-- One of the earliest and most infamous conclaves was in 532, following the death of Boniface II. It was full of "intrigue, chicanery and corruption... (including) large-scale bribing of royal officials and influential senators," according to P.G Maxwell-Stuart in "Chronicle of the Popes." Eventually, an ordinary priest -- Mercurius -- was chosen as a compromise and swapped his pagan name for John, becoming the first pope to change his name once elected.
-- In 1059, Nicholas II moved to block meddling from outsiders by giving cardinals sole authority to choose pontiffs; until then, members of the clergy and Roman nobility had been allowed to take part. However, the ploy failed to prevent external vetoes on candidates from the likes of the Holy Roman Emperor.
Baugmartner notes how in 1549 Emperor Charles V dispatched a letter warning electors that his many spies would report "when you urinate in this conclave."
-- In 236, cardinals undecided as to who to vote for elected a lay bystander. Fabian had come to Rome after the death of Pope Anteros and was present during deliberations on a successor. According to Eusebius, a Church historian of the era, "Suddenly, they say, a dove flew down and settled on his head... At this, everyone, as if moved by a single divine inspiration, eagerly and wholeheartedly called out that Fabian was worthy." The blessing was a mixed one for Fabian, who died 14 years later a martyr, persecuted by Emperor Decius.
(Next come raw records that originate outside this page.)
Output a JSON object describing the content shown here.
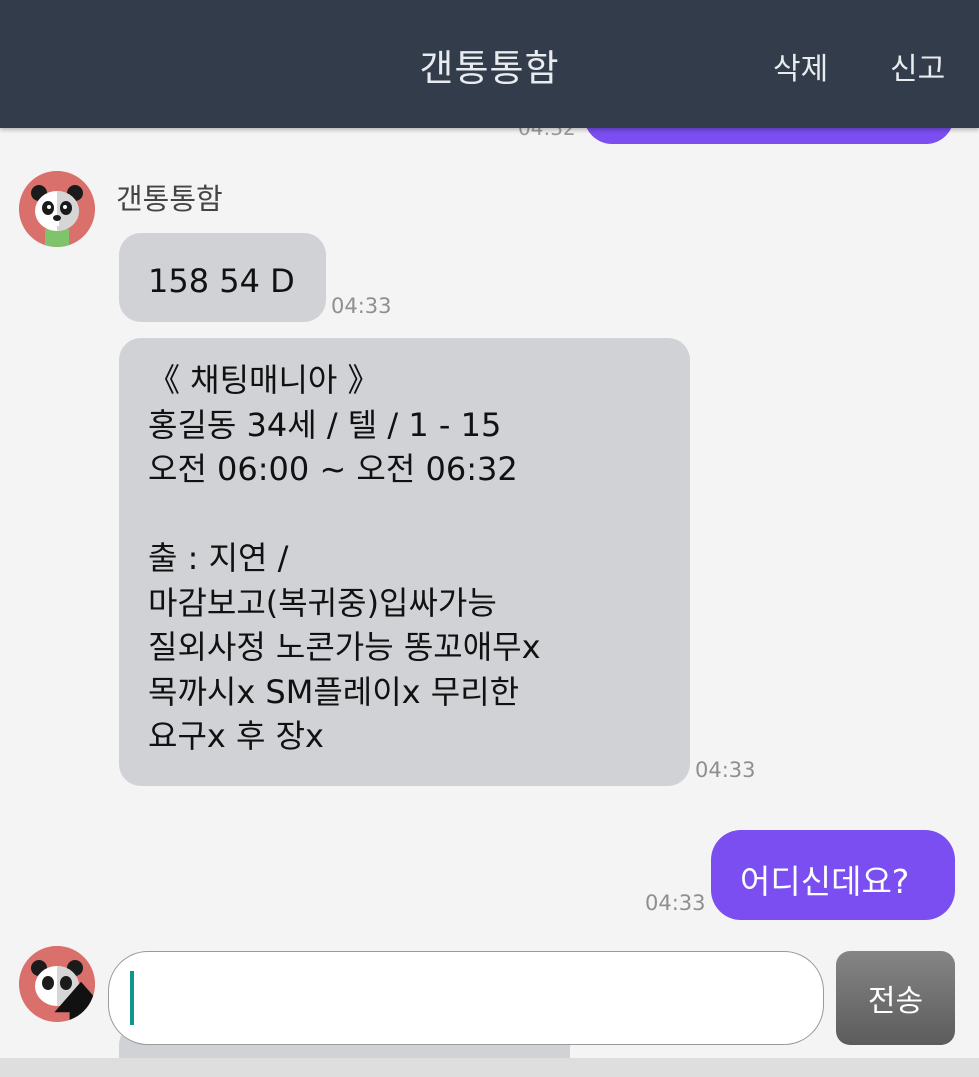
{
  "header": {
    "title": "갠통통함",
    "delete_label": "삭제",
    "report_label": "신고"
  },
  "previous_message": {
    "time": "04:32"
  },
  "sender": {
    "name": "갠통통함"
  },
  "messages": [
    {
      "direction": "in",
      "text": "158 54 D",
      "time": "04:33"
    },
    {
      "direction": "in",
      "text": "《 채팅매니아 》\n홍길동 34세 / 텔 / 1 - 15\n오전 06:00 ~ 오전 06:32\n\n출 : 지연 /\n마감보고(복귀중)입싸가능\n질외사정 노콘가능 똥꼬애무x\n목까시x SM플레이x 무리한\n요구x 후 장x",
      "time": "04:33"
    },
    {
      "direction": "out",
      "text": "어디신데요?",
      "time": "04:33"
    }
  ],
  "composer": {
    "placeholder": "",
    "value": "",
    "send_label": "전송"
  },
  "colors": {
    "header_bg": "#323c4b",
    "outgoing_bubble": "#7a4ef0",
    "incoming_bubble": "#d0d2d6",
    "avatar_bg": "#d9706c"
  },
  "icons": {
    "avatar": "panda-avatar-icon",
    "upload": "upload-arrow-icon"
  }
}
-- A similar fate befell a simple hermit in 1294. Pietro del Morrone had been a Benedictine monk, renowned for renouncing worldly goods for a barren life in a mountain cave in the Abruzzo region in central Italy. When he wrote to the cardinals after the death of Pope Nicholas IV in 1292, urging them to get on with electing a successor, they chose him. Pietro became Celestine V, but resigned after five months in the hope of returning to his mountain cave. His successor had other ideas, and he was locked up in a tower, where he died.